[Assigned task] Report each line below that carries the word "JSON".

START Exercise data

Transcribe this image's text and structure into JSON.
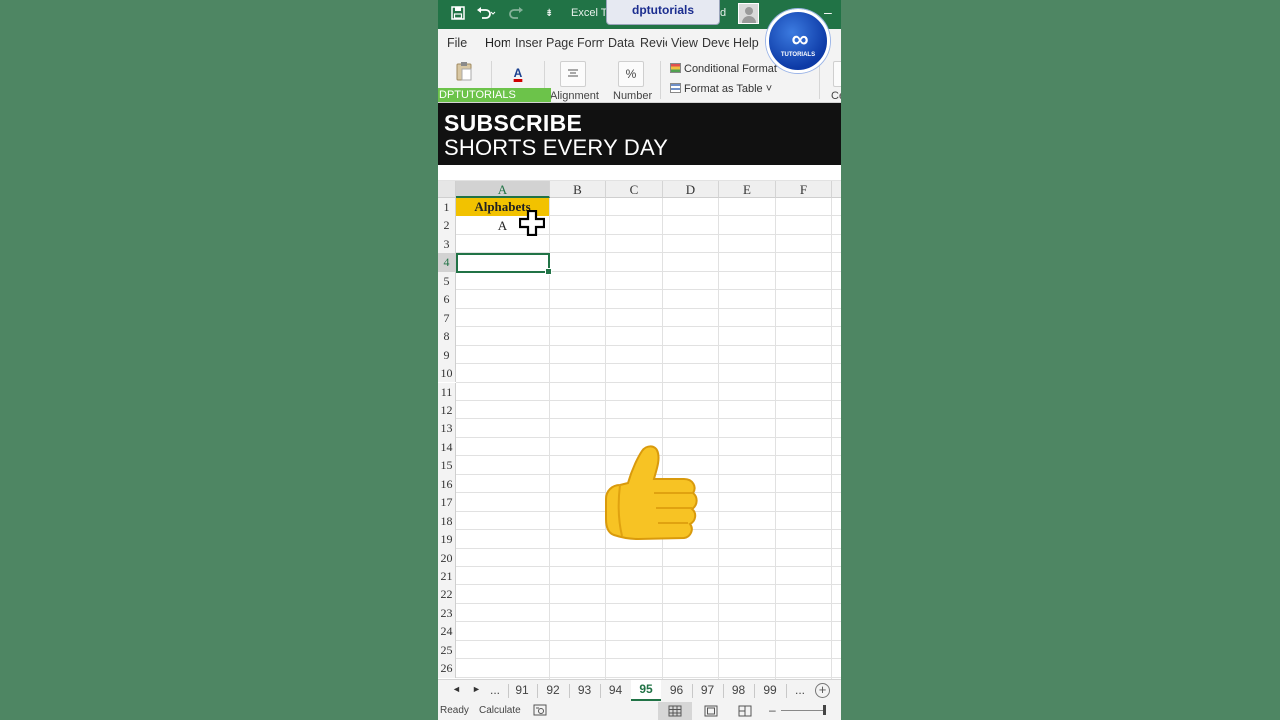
{
  "titlebar": {
    "save_icon": "save-icon",
    "undo_icon": "undo-icon",
    "redo_icon": "redo-icon",
    "title_left": "Excel Tr",
    "title_right": "d",
    "channel_tag": "dptutorials",
    "minimize": "–"
  },
  "menu": {
    "tabs": [
      "File",
      "Hom",
      "Inser",
      "Page",
      "Form",
      "Data",
      "Revie",
      "View",
      "Deve",
      "Help"
    ]
  },
  "ribbon": {
    "alignment_label": "Alignment",
    "number_label": "Number",
    "percent_symbol": "%",
    "font_color_symbol": "A",
    "conditional_formatting": "Conditional Format",
    "format_as_table": "Format as Table ˅",
    "cells_label": "Ce",
    "channel_strip": "DPTUTORIALS"
  },
  "logo": {
    "mark": "∞",
    "text": "TUTORIALS"
  },
  "banner": {
    "line1": "SUBSCRIBE",
    "line2": "SHORTS EVERY DAY"
  },
  "sheet": {
    "columns": [
      "A",
      "B",
      "C",
      "D",
      "E",
      "F"
    ],
    "rows": [
      "1",
      "2",
      "3",
      "4",
      "5",
      "6",
      "7",
      "8",
      "9",
      "10",
      "11",
      "12",
      "13",
      "14",
      "15",
      "16",
      "17",
      "18",
      "19",
      "20",
      "21",
      "22",
      "23",
      "24",
      "25",
      "26"
    ],
    "selected_row": "4",
    "selected_column": "A",
    "cells": {
      "A1": "Alphabets",
      "A2": "A"
    },
    "header_color": "#f2c200",
    "accent_color": "#217346"
  },
  "sheet_tabs": {
    "prev": "◄",
    "next": "►",
    "ellipsis": "...",
    "names": [
      "91",
      "92",
      "93",
      "94",
      "95",
      "96",
      "97",
      "98",
      "99"
    ],
    "active": "95",
    "add": "+"
  },
  "status": {
    "ready": "Ready",
    "calculate": "Calculate",
    "zoom_minus": "–"
  }
}
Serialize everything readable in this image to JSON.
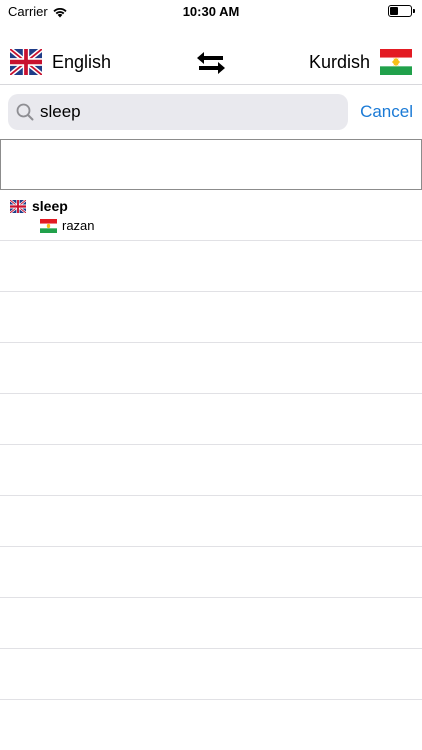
{
  "status_bar": {
    "carrier": "Carrier",
    "time": "10:30 AM",
    "battery_level": 0.4
  },
  "language_bar": {
    "source_language": "English",
    "target_language": "Kurdish",
    "source_flag_icon": "uk-flag-icon",
    "target_flag_icon": "kurdistan-flag-icon",
    "swap_icon": "swap-arrows-icon"
  },
  "search": {
    "value": "sleep",
    "cancel_label": "Cancel",
    "icon": "search-icon"
  },
  "results": [
    {
      "source_word": "sleep",
      "translation": "razan"
    }
  ],
  "colors": {
    "accent": "#1a7ad6",
    "search_bg": "#e9e9ee",
    "flag_red": "#e31b23",
    "flag_green": "#21a14b",
    "flag_sun": "#f6c118",
    "uk_blue": "#1f3c88"
  }
}
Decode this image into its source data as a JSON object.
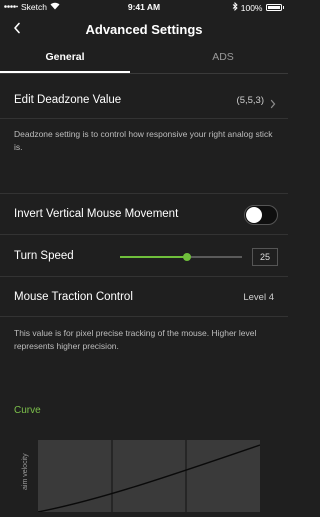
{
  "status_bar": {
    "carrier": "Sketch",
    "time": "9:41 AM",
    "battery": "100%"
  },
  "nav": {
    "title": "Advanced Settings",
    "back_icon": "chevron-left-icon"
  },
  "tabs": [
    {
      "label": "General",
      "active": true
    },
    {
      "label": "ADS",
      "active": false
    }
  ],
  "deadzone": {
    "label": "Edit Deadzone Value",
    "value": "(5,5,3)",
    "description": "Deadzone setting is to control how responsive your right analog stick is."
  },
  "invert_vertical": {
    "label": "Invert Vertical Mouse Movement",
    "enabled": false
  },
  "turn_speed": {
    "label": "Turn Speed",
    "value": "25",
    "slider_fraction": 0.55
  },
  "mouse_traction": {
    "label": "Mouse Traction Control",
    "value": "Level 4",
    "description": "This value is for pixel precise tracking of the mouse. Higher level represents higher precision."
  },
  "curve": {
    "title": "Curve",
    "y_axis_label": "aim velocity"
  },
  "colors": {
    "accent": "#6fbf3b",
    "background": "#1f1f1f",
    "graph_bg": "#3a3a3a"
  }
}
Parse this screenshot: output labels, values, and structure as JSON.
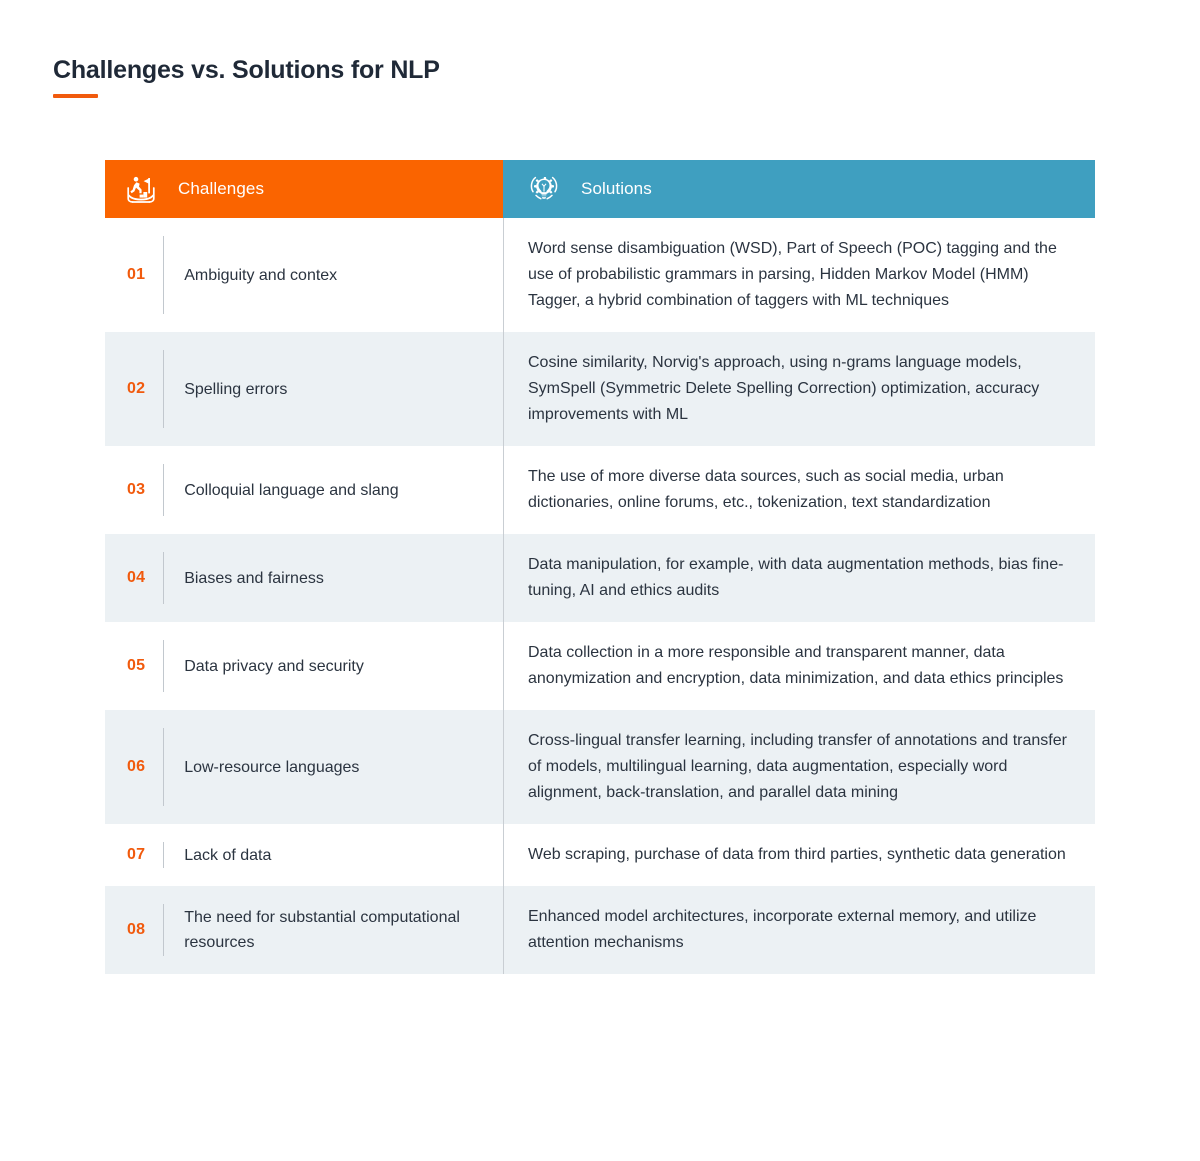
{
  "page": {
    "title": "Challenges vs. Solutions for NLP"
  },
  "colors": {
    "challenges_header_bg": "#fa6400",
    "solutions_header_bg": "#3f9fc0",
    "accent_orange": "#f15a0d",
    "row_alt_bg": "#ecf1f4",
    "text": "#2b3440"
  },
  "table": {
    "headers": {
      "challenges": {
        "label": "Challenges",
        "icon": "person-climbing-to-flag-icon"
      },
      "solutions": {
        "label": "Solutions",
        "icon": "lightbulb-gear-icon"
      }
    },
    "rows": [
      {
        "number": "01",
        "challenge": "Ambiguity and contex",
        "solution": "Word sense disambiguation (WSD), Part of Speech (POC) tagging and the use of probabilistic grammars in parsing, Hidden Markov Model (HMM) Tagger, a hybrid combination of taggers with ML techniques"
      },
      {
        "number": "02",
        "challenge": "Spelling errors",
        "solution": "Cosine similarity, Norvig's approach, using n-grams language models, SymSpell (Symmetric Delete Spelling Correction) optimization, accuracy improvements with ML"
      },
      {
        "number": "03",
        "challenge": "Colloquial language and slang",
        "solution": "The use of more diverse data sources, such as social media, urban dictionaries, online forums, etc., tokenization, text standardization"
      },
      {
        "number": "04",
        "challenge": "Biases and fairness",
        "solution": "Data manipulation, for example, with data augmentation methods, bias fine-tuning, AI and ethics audits"
      },
      {
        "number": "05",
        "challenge": "Data privacy and security",
        "solution": "Data collection in a more responsible and transparent manner, data anonymization and encryption, data minimization, and data ethics principles"
      },
      {
        "number": "06",
        "challenge": "Low-resource languages",
        "solution": "Cross-lingual transfer learning, including transfer of annotations and transfer of models, multilingual learning, data augmentation, especially word alignment, back-translation, and parallel data mining"
      },
      {
        "number": "07",
        "challenge": "Lack of data",
        "solution": "Web scraping, purchase of data from third parties, synthetic data generation"
      },
      {
        "number": "08",
        "challenge": "The need for substantial computational resources",
        "solution": "Enhanced model architectures, incorporate external memory, and utilize attention mechanisms"
      }
    ]
  }
}
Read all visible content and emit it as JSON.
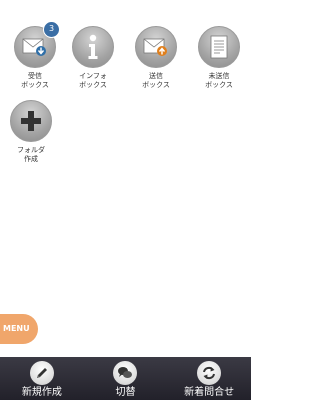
{
  "folders": [
    {
      "label": "受信\nボックス",
      "icon": "inbox-envelope-icon",
      "badge": "3"
    },
    {
      "label": "インフォ\nボックス",
      "icon": "info-icon"
    },
    {
      "label": "送信\nボックス",
      "icon": "outbox-envelope-icon"
    },
    {
      "label": "未送信\nボックス",
      "icon": "draft-document-icon"
    },
    {
      "label": "フォルダ\n作成",
      "icon": "plus-icon"
    }
  ],
  "menu": {
    "label": "MENU",
    "color": "#f0a66b"
  },
  "toolbar": {
    "items": [
      {
        "label": "新規作成",
        "icon": "pencil-icon"
      },
      {
        "label": "切替",
        "icon": "chat-bubbles-icon"
      },
      {
        "label": "新着問合せ",
        "icon": "refresh-arrows-icon"
      }
    ],
    "background": "#2e2d36"
  },
  "colors": {
    "badge": "#3a6ea5",
    "incoming_arrow": "#2f6fa8",
    "outgoing_arrow": "#e07f1c"
  }
}
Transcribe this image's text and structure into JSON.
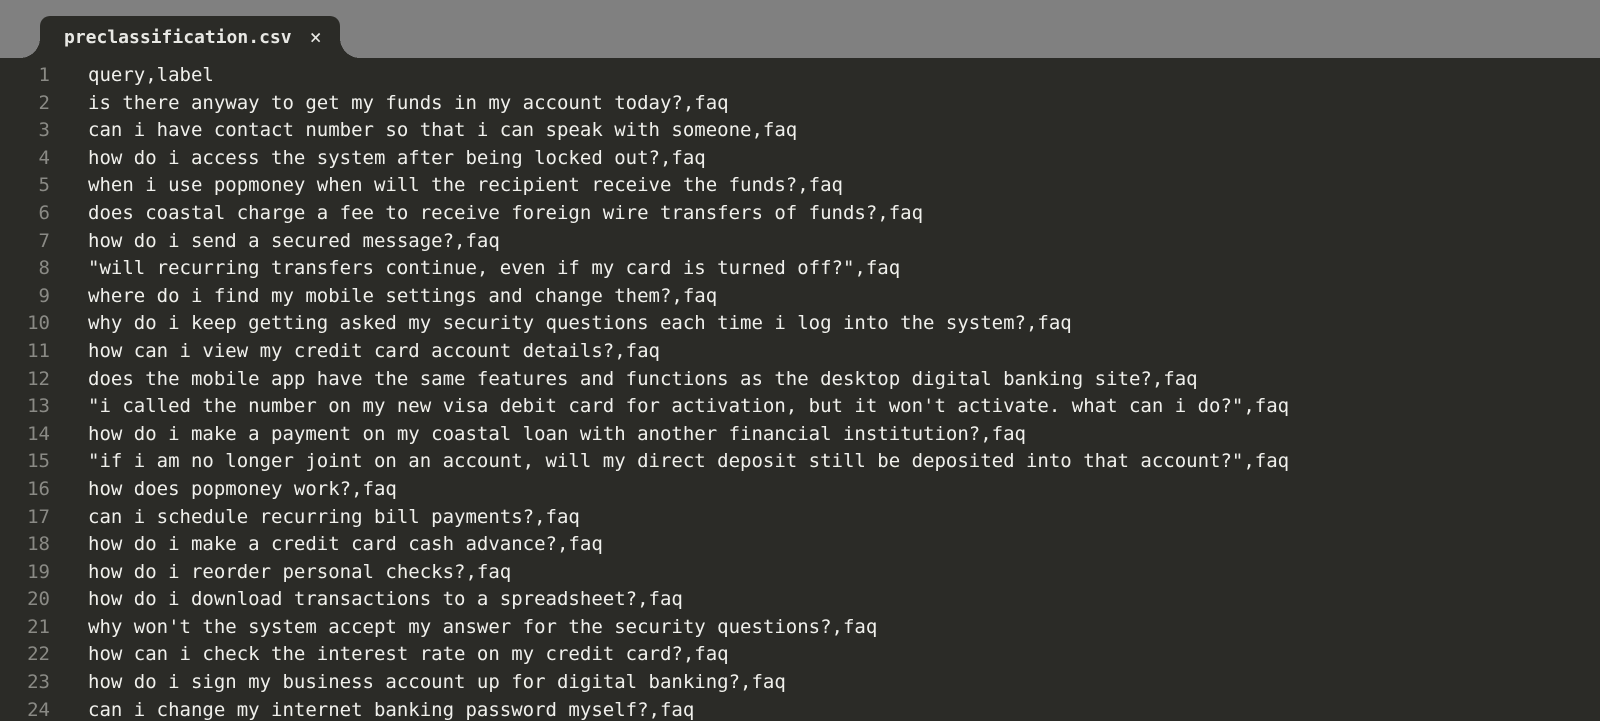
{
  "tab": {
    "filename": "preclassification.csv",
    "close_glyph": "×"
  },
  "editor": {
    "lines": [
      "query,label",
      "is there anyway to get my funds in my account today?,faq",
      "can i have contact number so that i can speak with someone,faq",
      "how do i access the system after being locked out?,faq",
      "when i use popmoney when will the recipient receive the funds?,faq",
      "does coastal charge a fee to receive foreign wire transfers of funds?,faq",
      "how do i send a secured message?,faq",
      "\"will recurring transfers continue, even if my card is turned off?\",faq",
      "where do i find my mobile settings and change them?,faq",
      "why do i keep getting asked my security questions each time i log into the system?,faq",
      "how can i view my credit card account details?,faq",
      "does the mobile app have the same features and functions as the desktop digital banking site?,faq",
      "\"i called the number on my new visa debit card for activation, but it won't activate. what can i do?\",faq",
      "how do i make a payment on my coastal loan with another financial institution?,faq",
      "\"if i am no longer joint on an account, will my direct deposit still be deposited into that account?\",faq",
      "how does popmoney work?,faq",
      "can i schedule recurring bill payments?,faq",
      "how do i make a credit card cash advance?,faq",
      "how do i reorder personal checks?,faq",
      "how do i download transactions to a spreadsheet?,faq",
      "why won't the system accept my answer for the security questions?,faq",
      "how can i check the interest rate on my credit card?,faq",
      "how do i sign my business account up for digital banking?,faq",
      "can i change my internet banking password myself?,faq"
    ]
  }
}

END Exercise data

[Response]
Transcribe this image's text and structure into JSON.
Serialize everything readable in this image to JSON.
Decode this image into its source data as a JSON object.
Parse this screenshot: output labels, values, and structure as JSON.
Read all visible content and emit it as JSON.
Transcribe this image's text and structure into JSON.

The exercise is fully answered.